AVAILABLE DATA:
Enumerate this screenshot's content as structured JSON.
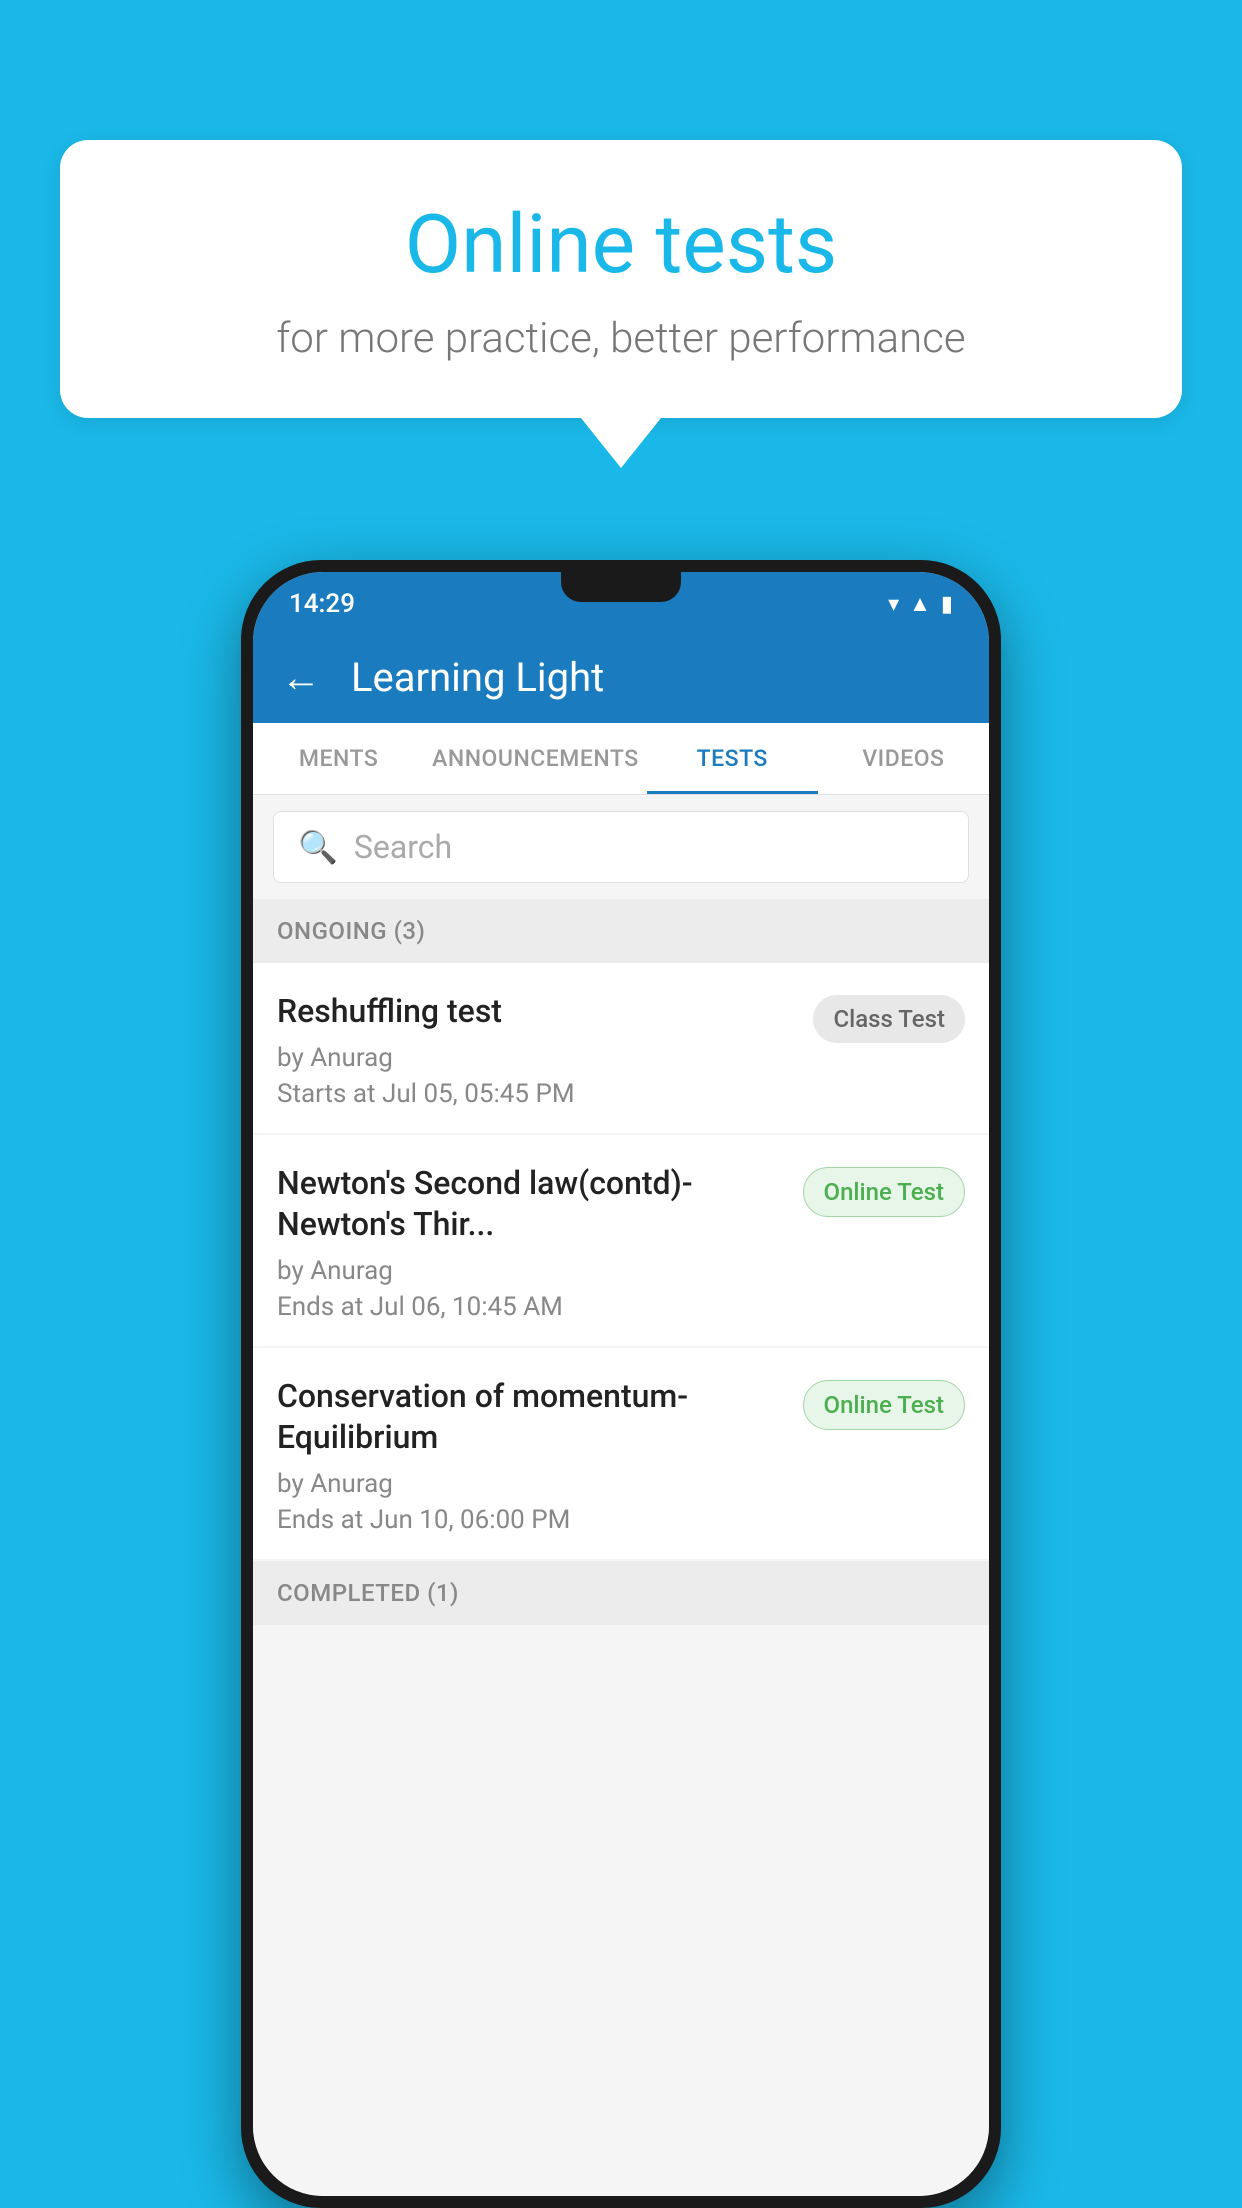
{
  "background": {
    "color": "#1ab8e8"
  },
  "bubble": {
    "title": "Online tests",
    "subtitle": "for more practice, better performance"
  },
  "phone": {
    "status_bar": {
      "time": "14:29",
      "icons": [
        "wifi",
        "signal",
        "battery"
      ]
    },
    "header": {
      "back_label": "←",
      "title": "Learning Light"
    },
    "tabs": [
      {
        "label": "MENTS",
        "active": false
      },
      {
        "label": "ANNOUNCEMENTS",
        "active": false
      },
      {
        "label": "TESTS",
        "active": true
      },
      {
        "label": "VIDEOS",
        "active": false
      }
    ],
    "search": {
      "placeholder": "Search"
    },
    "sections": [
      {
        "title": "ONGOING (3)",
        "items": [
          {
            "name": "Reshuffling test",
            "by": "by Anurag",
            "date": "Starts at  Jul 05, 05:45 PM",
            "badge": "Class Test",
            "badge_type": "class"
          },
          {
            "name": "Newton's Second law(contd)-Newton's Thir...",
            "by": "by Anurag",
            "date": "Ends at  Jul 06, 10:45 AM",
            "badge": "Online Test",
            "badge_type": "online"
          },
          {
            "name": "Conservation of momentum-Equilibrium",
            "by": "by Anurag",
            "date": "Ends at  Jun 10, 06:00 PM",
            "badge": "Online Test",
            "badge_type": "online"
          }
        ]
      }
    ],
    "completed_section": {
      "title": "COMPLETED (1)"
    }
  }
}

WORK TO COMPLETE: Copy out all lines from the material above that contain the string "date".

SOLVED EXERCISE:
            "date": "Starts at  Jul 05, 05:45 PM",
            "date": "Ends at  Jul 06, 10:45 AM",
            "date": "Ends at  Jun 10, 06:00 PM",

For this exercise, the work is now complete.